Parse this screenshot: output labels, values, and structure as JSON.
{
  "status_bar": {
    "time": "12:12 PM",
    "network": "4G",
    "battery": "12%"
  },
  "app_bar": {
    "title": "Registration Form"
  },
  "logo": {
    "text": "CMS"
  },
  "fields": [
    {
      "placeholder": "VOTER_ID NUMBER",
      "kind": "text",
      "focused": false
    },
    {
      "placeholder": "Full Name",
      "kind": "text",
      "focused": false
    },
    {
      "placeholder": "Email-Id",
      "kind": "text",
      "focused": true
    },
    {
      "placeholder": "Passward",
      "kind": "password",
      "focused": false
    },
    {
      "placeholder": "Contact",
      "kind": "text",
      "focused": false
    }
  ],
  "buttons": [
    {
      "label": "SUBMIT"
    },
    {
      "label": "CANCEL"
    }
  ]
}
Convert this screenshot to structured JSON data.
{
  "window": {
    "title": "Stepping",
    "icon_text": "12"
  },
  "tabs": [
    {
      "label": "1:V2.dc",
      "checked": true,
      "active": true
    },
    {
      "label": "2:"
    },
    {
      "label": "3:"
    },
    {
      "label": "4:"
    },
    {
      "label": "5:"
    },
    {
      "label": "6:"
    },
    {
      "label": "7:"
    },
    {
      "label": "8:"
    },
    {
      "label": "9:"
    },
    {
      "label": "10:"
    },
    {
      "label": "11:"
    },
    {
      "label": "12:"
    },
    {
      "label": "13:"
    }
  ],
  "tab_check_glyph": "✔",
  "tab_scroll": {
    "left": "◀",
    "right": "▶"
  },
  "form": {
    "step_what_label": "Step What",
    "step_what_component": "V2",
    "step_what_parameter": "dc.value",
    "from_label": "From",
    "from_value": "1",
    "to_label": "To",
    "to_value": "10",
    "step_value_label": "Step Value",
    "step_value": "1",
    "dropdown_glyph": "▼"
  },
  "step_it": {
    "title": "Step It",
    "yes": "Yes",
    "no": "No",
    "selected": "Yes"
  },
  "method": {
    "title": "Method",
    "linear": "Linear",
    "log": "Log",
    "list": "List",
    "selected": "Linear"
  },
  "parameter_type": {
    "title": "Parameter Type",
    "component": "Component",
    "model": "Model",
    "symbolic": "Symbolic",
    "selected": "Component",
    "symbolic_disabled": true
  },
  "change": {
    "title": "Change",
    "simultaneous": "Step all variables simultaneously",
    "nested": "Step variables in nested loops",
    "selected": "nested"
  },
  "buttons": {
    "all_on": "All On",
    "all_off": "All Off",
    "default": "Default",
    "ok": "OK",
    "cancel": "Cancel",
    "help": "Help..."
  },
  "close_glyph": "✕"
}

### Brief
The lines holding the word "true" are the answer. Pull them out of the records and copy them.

### Result
      "focused": true
      "checked": true,
      "active": true
    "symbolic_disabled": true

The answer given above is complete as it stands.